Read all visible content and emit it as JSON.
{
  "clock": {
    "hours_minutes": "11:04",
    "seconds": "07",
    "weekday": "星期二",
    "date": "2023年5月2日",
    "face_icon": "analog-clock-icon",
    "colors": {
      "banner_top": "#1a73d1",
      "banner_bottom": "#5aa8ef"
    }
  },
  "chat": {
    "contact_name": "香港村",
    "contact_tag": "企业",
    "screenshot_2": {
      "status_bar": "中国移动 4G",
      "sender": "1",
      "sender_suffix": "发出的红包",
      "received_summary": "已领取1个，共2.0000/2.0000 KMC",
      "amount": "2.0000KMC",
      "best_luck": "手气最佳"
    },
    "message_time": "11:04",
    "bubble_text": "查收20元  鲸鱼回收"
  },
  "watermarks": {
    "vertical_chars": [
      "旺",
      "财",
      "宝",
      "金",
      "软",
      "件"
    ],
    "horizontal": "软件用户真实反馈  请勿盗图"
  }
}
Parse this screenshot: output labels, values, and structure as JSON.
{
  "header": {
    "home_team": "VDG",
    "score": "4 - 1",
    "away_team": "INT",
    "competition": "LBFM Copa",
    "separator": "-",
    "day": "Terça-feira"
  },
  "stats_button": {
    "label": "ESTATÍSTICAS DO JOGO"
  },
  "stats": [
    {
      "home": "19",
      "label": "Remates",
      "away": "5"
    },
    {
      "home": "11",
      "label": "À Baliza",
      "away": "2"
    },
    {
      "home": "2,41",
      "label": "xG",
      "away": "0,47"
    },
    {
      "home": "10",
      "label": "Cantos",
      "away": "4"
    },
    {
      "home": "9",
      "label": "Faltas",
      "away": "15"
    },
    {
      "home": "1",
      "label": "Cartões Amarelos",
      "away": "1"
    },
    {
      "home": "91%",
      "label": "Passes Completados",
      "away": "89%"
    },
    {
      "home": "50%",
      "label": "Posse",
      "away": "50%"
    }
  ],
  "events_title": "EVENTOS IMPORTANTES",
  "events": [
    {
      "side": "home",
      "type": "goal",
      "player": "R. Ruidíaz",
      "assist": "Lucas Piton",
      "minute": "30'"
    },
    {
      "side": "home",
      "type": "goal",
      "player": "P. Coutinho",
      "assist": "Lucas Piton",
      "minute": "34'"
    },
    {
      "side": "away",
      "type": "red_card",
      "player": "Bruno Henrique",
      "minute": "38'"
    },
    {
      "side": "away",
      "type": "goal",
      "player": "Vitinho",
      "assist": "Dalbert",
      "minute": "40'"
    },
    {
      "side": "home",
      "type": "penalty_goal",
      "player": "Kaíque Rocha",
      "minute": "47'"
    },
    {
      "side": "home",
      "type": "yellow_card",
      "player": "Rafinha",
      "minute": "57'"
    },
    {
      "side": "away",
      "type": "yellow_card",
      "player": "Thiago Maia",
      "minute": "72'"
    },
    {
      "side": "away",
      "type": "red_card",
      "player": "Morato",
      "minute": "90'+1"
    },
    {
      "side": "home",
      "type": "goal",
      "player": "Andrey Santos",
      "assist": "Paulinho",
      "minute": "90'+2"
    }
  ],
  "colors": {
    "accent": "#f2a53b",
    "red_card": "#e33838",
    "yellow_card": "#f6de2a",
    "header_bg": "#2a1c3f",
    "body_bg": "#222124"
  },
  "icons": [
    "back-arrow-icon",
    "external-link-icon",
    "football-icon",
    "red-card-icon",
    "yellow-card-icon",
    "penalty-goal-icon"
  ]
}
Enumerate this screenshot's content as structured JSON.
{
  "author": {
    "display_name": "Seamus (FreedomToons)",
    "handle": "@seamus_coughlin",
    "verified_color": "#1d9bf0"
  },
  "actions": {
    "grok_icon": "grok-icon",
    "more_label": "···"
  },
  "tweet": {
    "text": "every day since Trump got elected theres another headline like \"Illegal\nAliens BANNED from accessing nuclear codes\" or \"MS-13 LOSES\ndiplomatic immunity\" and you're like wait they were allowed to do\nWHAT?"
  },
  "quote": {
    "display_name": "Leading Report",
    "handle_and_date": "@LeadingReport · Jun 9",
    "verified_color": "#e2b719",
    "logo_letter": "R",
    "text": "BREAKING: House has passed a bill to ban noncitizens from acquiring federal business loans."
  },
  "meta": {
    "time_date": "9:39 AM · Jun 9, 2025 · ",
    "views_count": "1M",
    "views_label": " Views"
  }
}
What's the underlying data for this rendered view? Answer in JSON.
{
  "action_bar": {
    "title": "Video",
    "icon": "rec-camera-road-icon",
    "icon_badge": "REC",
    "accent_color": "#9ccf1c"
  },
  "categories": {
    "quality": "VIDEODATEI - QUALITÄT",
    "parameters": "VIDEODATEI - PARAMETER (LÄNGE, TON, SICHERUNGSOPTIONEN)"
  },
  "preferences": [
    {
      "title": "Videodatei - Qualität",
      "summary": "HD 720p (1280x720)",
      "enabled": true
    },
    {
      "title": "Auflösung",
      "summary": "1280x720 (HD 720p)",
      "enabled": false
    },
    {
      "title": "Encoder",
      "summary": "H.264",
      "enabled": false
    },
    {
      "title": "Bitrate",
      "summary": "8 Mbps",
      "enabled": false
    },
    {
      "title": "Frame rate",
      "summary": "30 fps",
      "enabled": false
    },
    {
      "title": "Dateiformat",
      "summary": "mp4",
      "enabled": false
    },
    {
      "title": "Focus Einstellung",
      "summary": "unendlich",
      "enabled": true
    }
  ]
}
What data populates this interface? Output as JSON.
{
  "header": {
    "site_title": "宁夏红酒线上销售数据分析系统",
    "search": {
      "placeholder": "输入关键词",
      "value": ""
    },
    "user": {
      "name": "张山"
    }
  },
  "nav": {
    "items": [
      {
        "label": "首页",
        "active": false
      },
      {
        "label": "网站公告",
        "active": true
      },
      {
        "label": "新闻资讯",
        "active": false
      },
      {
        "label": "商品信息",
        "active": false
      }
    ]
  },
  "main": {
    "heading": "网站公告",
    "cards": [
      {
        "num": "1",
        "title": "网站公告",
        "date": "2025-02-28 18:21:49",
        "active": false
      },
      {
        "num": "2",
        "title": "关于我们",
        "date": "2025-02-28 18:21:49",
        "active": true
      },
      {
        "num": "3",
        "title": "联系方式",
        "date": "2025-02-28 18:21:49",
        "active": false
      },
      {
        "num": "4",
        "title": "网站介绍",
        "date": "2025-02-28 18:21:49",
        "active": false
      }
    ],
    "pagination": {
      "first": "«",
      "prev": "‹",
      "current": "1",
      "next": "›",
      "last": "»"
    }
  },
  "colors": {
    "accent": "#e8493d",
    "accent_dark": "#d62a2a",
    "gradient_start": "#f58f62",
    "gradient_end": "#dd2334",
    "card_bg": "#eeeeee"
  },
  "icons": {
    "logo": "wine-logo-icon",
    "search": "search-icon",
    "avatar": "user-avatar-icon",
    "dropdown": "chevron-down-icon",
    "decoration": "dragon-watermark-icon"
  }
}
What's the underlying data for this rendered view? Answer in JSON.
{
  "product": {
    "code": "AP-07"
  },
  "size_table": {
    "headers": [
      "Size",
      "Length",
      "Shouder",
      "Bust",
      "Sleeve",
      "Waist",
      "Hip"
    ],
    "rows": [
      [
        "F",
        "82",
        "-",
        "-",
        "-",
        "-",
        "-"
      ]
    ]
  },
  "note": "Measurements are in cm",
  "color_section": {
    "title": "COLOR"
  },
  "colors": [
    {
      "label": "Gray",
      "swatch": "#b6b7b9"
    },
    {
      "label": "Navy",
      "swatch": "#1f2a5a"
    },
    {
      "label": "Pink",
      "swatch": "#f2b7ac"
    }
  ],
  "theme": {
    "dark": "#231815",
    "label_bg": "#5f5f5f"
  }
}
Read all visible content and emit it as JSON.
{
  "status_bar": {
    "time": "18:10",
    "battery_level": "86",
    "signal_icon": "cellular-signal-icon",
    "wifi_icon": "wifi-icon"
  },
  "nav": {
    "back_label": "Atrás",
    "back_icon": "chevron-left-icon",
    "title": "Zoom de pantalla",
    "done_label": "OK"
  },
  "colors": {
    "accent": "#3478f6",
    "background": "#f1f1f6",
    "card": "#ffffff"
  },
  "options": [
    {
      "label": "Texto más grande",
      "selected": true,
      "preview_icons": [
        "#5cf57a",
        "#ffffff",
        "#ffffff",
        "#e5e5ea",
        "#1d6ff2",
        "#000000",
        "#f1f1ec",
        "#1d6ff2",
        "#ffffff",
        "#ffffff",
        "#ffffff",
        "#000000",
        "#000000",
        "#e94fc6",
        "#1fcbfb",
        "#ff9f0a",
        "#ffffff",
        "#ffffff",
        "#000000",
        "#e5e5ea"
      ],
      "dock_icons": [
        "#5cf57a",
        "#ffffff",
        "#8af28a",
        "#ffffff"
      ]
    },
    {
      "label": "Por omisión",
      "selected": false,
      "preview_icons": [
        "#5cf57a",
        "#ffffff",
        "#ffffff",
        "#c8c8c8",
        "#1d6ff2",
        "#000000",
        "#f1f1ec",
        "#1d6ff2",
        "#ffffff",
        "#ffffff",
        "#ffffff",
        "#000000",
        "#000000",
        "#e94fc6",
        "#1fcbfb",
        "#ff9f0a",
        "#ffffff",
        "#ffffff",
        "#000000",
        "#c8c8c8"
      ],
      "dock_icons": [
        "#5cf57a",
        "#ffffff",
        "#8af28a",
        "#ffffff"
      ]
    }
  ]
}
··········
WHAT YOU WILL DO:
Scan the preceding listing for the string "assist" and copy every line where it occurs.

EXERCISE RESULT:
      "assist": "Lucas Piton",
      "assist": "Lucas Piton",
      "assist": "Dalbert",
      "assist": "Paulinho",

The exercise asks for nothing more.